Don’t be too quick to blame social media for America’s polarization – cable news has a bigger effect, study finds

Homa Hosseinmardi and a group of researchers from Stanford University, the University of Pennsylvania and Microsoft Research tracked the TV news consumption habits of tens of thousands of American adults each month from 2016 through 2019. They discovered four aspects of news consumption that, when taken together, paint an unsettling picture of the TV news ecosystem.

Subjects: Communications, Internet Trends, KM, Social Media

Pete Recommends – Weekly highlights on cyber security issues, August 13, 2022

Privacy and cybersecurity issues impact every aspect of our lives – home, work, travel, education, health and medical records – to name but a few. On a weekly basis Pete Weiss highlights articles and information that focus on the increasingly complex and wide ranging ways technology is used to compromise and diminish our privacy and online security, often without our situational awareness.
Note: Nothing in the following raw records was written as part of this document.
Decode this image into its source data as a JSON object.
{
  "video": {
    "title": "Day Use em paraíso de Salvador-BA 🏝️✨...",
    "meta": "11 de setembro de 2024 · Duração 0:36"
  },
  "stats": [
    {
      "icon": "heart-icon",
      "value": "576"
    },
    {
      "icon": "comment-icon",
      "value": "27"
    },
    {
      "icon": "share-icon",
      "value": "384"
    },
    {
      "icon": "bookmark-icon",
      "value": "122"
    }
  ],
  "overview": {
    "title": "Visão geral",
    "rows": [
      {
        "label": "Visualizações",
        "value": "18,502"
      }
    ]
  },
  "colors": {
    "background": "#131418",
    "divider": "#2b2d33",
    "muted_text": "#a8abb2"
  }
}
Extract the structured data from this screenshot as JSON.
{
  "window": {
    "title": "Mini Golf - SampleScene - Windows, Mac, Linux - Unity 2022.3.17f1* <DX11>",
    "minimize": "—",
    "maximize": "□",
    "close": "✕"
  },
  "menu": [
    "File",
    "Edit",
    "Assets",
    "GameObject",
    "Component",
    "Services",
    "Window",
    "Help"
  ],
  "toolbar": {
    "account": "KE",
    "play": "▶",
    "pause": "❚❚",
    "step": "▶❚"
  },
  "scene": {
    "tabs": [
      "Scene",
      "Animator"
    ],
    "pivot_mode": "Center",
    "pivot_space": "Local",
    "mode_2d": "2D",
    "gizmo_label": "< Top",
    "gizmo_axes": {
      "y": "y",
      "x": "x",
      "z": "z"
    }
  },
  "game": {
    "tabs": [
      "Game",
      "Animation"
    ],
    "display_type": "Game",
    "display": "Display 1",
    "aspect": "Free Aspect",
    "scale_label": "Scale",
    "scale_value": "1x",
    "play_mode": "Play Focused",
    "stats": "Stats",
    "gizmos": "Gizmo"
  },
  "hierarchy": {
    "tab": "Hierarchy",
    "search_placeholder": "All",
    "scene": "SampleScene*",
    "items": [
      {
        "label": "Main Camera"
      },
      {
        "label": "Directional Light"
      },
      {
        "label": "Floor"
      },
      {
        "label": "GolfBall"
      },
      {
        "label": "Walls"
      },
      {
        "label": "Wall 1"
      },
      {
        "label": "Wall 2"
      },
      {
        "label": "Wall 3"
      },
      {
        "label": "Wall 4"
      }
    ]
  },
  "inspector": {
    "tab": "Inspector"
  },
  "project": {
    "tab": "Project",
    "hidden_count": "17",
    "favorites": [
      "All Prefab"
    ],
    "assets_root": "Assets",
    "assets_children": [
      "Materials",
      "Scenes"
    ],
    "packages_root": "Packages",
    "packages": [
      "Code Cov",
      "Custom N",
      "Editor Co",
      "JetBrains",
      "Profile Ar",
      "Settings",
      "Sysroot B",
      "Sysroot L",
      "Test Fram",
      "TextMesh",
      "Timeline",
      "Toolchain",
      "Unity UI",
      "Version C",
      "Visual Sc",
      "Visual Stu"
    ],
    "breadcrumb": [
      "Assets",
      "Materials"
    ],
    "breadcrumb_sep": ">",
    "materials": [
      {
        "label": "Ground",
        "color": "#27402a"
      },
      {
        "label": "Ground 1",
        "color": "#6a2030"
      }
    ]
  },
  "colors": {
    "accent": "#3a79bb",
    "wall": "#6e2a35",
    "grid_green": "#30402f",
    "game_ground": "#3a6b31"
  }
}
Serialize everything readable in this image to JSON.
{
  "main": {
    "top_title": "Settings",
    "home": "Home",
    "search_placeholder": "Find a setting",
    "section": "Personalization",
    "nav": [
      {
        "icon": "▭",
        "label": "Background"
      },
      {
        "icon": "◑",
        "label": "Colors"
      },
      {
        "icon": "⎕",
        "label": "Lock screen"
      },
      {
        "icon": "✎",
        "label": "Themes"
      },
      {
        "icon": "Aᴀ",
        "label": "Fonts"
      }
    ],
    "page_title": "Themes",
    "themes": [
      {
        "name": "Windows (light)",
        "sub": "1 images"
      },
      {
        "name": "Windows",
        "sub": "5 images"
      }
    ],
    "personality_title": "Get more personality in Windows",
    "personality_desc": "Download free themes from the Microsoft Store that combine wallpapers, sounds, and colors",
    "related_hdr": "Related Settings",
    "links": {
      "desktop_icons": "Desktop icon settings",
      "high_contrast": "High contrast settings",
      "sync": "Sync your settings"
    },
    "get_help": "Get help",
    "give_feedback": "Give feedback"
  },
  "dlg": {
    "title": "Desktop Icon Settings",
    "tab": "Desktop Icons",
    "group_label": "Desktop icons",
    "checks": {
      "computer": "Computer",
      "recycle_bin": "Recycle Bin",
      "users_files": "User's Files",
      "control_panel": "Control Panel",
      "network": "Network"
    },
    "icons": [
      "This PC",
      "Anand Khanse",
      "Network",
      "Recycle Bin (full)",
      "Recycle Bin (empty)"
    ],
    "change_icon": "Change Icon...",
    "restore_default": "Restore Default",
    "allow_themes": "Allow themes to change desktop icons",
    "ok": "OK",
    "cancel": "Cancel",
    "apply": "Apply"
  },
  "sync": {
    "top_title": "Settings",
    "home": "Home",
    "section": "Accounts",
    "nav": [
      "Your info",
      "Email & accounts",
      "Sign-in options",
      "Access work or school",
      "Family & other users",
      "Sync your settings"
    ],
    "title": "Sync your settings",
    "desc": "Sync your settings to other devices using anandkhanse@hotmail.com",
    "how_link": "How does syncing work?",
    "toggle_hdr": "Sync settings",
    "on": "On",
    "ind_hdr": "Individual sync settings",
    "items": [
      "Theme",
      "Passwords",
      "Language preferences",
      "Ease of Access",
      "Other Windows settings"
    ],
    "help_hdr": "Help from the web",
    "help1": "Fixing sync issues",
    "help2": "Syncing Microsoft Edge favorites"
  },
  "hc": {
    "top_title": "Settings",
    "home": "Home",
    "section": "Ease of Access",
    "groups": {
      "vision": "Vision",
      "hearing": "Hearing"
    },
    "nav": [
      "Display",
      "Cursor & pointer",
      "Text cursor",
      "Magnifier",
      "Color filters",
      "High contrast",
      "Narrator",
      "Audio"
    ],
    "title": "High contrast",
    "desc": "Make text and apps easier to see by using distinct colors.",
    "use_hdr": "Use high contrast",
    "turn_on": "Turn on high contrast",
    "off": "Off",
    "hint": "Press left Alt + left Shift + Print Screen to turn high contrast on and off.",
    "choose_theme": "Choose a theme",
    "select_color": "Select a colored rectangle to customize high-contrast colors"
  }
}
Four highlights from this week: Hospital and Drugmaker Move to Build Vast Database of New Yorkers’ DNA; Your iPhone’s deleted voicemails aren’t actually deleted; FTC Contemplates Rules to Protect Against Commercial Surveillance and Lax Data Privacy; North Korean hackers target crypto experts with fake Coinbase job offers.

Subjects: Big Data, Cryptocurrency, Cybercrime, Cybersecurity, Healthcare, Privacy, Social Media